Benefits of Community Service During Recovery
Recovery is a time of realization. You’re establishing yourself again, re-discovering your purpose in life, and making active changes to maintain sobriety. Once you’ve reached a stable state of recovery, it is likely that you’ll look back on all of the outlets and the people that have helped you throughout the process. Many addicts going through recovery have a hard time coping when they don’t have a proper support system and reliable outlet for assistance. Fortunately, rehabilitation centers such as Arizona Addiction Recovery Center provide an accepting environment and a welcoming group of staff and peers.
Support is support, and it doesn’t matter where it comes from. Having people root and care for your well-being is a feeling that gives you hope, power, and motivation. Once you’ve found yourself in a stable state of being, it’s important to give this experience back. This blog will serve to highlight the benefits of community service during recovery, and how volunteering can fuel the desire to remain sober:
1. Giving Back
As an addict, you spend the majority of your time focusing on your own needs. These needs, during the thick of your addiction, likely lie in the acquisition of your drug of choice. Once you’ve been through detox and treatment, sobriety can be an eye-opening experience: countless people have helped guide you through this process, and you understand that you couldn’t have done it without them.
Through community service, you can provide a similar form of assistance that was given to you: you’re volunteering to help out a cause that you might even be unassociated with. The feelings of reward that stem from these situations are incredibly gratifying as you re-establish your purpose in society, and giving back is a sure method for internal gratification.
Talk to one of your rehab counselors or therapists on which volunteer opportunities are available in your area. Based on their knowledge and time spent with you, they can find incredible community service opportunities that match your interests. Giving back involves trusting the people that got you to the point to do so: we suggest you take their recommendations and suggestions into great consideration.
2. Elevating Your Sense of Positive Self
Once you’ve been dependent on a substance, you know that your addiction comes first. By listening to the needs of others in front of your own, you are able to gain a new perspective on what it really means to be selfless.
Volunteering is just that: giving your free time to a cause that is greater than your individual existence. Despite the severity of addictions, there are others out there facing problems that have just as great an impact on their own lives. Performing selfless acts increases our sense of well-being, and knowing that you are continuing to move in a positive direction during recovery is of crucial importance.
3. Developing Positive Habits
Community service comes in many forms. You can help out at soup kitchens, animal shelters, help build homes, become a tutor, volunteer at a park or nursing home, or even volunteer within the addiction community: your personal testimony could be the turning point for another patient. Not only does community service fill your time with a positive hobby, it results in a greater sense of self-worth and value. You, as a former addict, have firsthand experience when it comes to the importance of receiving the help of others.
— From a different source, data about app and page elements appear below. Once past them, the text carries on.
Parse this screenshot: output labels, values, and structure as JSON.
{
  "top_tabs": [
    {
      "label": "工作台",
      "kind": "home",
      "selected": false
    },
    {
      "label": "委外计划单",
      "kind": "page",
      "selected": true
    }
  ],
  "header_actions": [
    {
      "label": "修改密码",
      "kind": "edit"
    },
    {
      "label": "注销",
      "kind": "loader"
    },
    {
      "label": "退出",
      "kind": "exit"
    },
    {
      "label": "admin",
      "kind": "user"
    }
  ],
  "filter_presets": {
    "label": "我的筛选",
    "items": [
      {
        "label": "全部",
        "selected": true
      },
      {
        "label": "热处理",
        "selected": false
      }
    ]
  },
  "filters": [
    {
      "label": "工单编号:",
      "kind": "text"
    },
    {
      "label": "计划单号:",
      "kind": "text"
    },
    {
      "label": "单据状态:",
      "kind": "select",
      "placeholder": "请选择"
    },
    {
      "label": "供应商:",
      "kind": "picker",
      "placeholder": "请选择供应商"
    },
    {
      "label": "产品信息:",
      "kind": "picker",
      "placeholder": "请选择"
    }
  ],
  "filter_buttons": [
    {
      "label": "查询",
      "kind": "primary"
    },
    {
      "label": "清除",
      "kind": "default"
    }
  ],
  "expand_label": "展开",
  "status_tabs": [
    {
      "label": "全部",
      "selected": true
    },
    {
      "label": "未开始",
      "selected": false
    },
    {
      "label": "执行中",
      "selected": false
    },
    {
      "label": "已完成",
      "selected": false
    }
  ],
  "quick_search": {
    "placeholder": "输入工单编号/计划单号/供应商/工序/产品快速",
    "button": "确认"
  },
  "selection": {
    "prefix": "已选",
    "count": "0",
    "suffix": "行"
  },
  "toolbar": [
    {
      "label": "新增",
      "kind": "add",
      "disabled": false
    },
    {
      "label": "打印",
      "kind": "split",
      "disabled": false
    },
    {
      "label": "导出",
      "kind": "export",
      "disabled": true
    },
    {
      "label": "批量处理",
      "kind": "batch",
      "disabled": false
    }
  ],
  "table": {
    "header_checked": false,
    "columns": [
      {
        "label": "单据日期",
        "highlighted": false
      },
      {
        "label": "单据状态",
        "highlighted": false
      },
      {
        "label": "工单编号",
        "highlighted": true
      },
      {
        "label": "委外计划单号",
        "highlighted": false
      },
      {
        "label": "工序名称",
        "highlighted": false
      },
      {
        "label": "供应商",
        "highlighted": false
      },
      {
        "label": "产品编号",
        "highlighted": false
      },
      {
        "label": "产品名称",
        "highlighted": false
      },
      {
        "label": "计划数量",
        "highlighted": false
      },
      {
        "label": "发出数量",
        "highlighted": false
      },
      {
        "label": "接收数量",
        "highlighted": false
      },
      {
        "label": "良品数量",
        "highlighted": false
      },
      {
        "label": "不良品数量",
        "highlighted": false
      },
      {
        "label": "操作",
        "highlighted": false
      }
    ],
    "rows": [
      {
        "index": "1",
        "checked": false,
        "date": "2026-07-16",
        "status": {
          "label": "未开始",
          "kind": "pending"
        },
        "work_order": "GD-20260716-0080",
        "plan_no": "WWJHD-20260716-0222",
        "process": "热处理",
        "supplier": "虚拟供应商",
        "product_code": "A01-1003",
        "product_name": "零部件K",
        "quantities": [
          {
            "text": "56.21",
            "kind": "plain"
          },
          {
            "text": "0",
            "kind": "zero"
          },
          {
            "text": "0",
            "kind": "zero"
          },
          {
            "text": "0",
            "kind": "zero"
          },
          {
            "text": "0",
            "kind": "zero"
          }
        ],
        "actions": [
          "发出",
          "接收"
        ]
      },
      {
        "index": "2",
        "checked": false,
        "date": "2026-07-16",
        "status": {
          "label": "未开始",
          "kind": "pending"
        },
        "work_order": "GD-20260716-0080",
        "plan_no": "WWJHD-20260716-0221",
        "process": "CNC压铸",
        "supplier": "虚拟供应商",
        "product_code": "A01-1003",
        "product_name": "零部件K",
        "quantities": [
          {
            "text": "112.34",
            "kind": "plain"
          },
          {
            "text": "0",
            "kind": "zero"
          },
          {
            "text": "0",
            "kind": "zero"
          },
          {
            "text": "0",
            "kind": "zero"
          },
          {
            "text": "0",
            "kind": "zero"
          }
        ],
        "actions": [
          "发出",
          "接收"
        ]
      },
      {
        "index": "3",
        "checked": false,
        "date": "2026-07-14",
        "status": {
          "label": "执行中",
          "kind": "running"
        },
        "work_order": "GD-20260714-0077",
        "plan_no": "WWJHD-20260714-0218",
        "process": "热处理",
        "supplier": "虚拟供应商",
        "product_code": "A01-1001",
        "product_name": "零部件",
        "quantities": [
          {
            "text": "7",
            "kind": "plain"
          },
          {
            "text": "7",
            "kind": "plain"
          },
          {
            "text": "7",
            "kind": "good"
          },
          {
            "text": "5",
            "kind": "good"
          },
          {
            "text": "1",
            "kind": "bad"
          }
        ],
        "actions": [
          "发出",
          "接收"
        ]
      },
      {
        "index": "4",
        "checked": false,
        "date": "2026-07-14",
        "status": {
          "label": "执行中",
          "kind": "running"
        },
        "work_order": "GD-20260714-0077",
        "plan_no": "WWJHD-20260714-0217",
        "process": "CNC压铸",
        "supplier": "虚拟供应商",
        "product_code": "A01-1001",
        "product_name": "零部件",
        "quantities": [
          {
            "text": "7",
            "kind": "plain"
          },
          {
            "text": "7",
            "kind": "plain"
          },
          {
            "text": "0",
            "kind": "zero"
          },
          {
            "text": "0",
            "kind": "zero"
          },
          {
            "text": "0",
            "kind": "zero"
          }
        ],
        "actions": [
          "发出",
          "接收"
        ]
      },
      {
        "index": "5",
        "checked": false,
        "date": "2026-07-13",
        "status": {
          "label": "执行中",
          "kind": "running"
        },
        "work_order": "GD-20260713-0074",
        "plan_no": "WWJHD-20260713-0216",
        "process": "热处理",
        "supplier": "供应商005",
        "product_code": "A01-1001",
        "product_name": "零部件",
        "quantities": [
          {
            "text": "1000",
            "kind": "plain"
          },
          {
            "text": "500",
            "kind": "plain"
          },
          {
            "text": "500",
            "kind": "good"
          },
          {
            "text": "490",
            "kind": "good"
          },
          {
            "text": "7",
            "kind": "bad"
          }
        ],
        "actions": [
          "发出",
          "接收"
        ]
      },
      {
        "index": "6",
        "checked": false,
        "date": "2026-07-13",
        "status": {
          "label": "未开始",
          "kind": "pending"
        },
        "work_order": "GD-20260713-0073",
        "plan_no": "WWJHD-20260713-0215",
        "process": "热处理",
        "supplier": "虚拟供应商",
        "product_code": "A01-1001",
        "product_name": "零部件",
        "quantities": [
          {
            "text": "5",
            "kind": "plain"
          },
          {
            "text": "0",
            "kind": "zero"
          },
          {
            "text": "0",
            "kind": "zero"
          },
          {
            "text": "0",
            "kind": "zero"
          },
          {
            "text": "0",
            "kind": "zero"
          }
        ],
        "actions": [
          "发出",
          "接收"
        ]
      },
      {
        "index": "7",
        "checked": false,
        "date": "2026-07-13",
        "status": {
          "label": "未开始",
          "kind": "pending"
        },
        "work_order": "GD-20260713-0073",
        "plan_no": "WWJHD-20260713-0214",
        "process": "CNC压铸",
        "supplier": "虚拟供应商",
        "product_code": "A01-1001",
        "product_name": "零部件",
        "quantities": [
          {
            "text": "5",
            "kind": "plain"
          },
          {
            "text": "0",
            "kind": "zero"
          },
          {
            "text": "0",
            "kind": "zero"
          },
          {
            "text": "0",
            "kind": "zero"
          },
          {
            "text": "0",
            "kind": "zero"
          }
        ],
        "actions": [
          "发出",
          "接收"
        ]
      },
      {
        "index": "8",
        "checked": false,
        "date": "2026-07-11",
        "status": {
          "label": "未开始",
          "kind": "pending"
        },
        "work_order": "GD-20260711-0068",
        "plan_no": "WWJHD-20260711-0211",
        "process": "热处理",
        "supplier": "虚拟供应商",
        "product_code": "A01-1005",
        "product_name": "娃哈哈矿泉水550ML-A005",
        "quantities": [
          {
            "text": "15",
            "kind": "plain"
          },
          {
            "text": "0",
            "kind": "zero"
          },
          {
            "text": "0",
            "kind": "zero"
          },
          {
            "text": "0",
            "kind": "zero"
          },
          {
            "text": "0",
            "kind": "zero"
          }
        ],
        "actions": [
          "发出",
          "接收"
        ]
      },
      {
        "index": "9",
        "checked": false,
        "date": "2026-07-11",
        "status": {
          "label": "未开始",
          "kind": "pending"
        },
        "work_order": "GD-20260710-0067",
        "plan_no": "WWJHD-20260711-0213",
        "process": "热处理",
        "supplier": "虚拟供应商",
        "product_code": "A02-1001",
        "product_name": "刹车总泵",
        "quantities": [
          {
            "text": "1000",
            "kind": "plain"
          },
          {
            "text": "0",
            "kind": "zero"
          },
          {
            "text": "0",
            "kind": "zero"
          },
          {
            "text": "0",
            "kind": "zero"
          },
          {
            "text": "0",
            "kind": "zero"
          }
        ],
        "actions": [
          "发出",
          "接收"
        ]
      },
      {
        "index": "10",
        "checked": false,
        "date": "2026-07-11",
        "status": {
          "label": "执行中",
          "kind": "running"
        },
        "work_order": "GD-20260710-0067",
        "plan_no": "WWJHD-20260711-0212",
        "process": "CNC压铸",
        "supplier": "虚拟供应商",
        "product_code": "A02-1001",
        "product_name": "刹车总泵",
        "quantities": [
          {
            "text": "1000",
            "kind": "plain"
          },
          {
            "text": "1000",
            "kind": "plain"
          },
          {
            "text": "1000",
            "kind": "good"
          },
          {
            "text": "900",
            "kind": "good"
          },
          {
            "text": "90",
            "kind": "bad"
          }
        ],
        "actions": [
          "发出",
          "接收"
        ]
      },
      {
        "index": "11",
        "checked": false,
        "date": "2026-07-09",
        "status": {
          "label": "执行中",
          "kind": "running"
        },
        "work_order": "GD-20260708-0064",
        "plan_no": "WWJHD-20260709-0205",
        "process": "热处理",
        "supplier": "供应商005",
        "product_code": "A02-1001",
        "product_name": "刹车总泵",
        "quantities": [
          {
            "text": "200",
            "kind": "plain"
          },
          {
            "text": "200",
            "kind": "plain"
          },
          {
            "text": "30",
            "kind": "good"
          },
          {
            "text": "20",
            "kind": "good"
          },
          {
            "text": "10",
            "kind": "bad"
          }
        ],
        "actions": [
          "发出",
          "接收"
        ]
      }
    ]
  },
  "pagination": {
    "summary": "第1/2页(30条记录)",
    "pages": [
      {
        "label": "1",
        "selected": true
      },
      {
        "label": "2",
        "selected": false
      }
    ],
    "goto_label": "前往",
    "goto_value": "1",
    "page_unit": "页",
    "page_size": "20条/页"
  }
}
Positivity, encouragement, genuine behavior, and honest action are some of the most important things to learn during recovery and to convey once you’ve completed treatment. If you choose to spend your time volunteering at rehab centers, use your story as a means of empowerment. You serve as a direct role model, and other patients will find relief in knowing that sobriety and recovery are possible.
Despite your schedule and interests, the abundance of volunteering opportunities will allow you to find the one that is just right for you. We recommend you do research in your local area to discover any upcoming community service opportunities, and this shouldn’t be too difficult to find: help is always needed.
4. Networking and Contributing to Society
If you’ve had an issue with substance addiction, you’re aware that the actions you’ve taken have had a negative effect on others. Whether that’s a spouse, a child, a parent, a relative, a loved one, a coworker, or a close friend, substance dependency makes people act in ways that wouldn’t normally correlate with their sober behavior.
By actively participating in community service you are giving back to people who, at the moment, can’t help themselves. This can be an incredibly powerful realization if you think back to your own rehabilitation experience: you found yourself in a helpless state, and others were there to provide assistance in a time of need.
Volunteering makes you feel complete and purposeful. You’re helping others at no cost, out of the goodness of your own heart. These situations are also a great way to meet people with interests similar to your own. Not only that, community service helps get your foot in the door as far as other possibilities go: if you’ve lost your job because of your addiction, you might meet someone through the volunteering process that can offer you permanent employment.
Community service has enriched the lives of many, and is an outlet that recovering addicts should take advantage of. Arizona Addiction Recovery Center has specialists and therapists than can offer several viable suggestions when it comes to volunteering opportunities. We make it our mission to ensure that all of our treatment programs and recovery plans align with the needs of our patients. If you’re struggling with addiction or life post-recovery, call us today and speak with a representative directly. Our purpose lies in making long-term sobriety possible for everyone.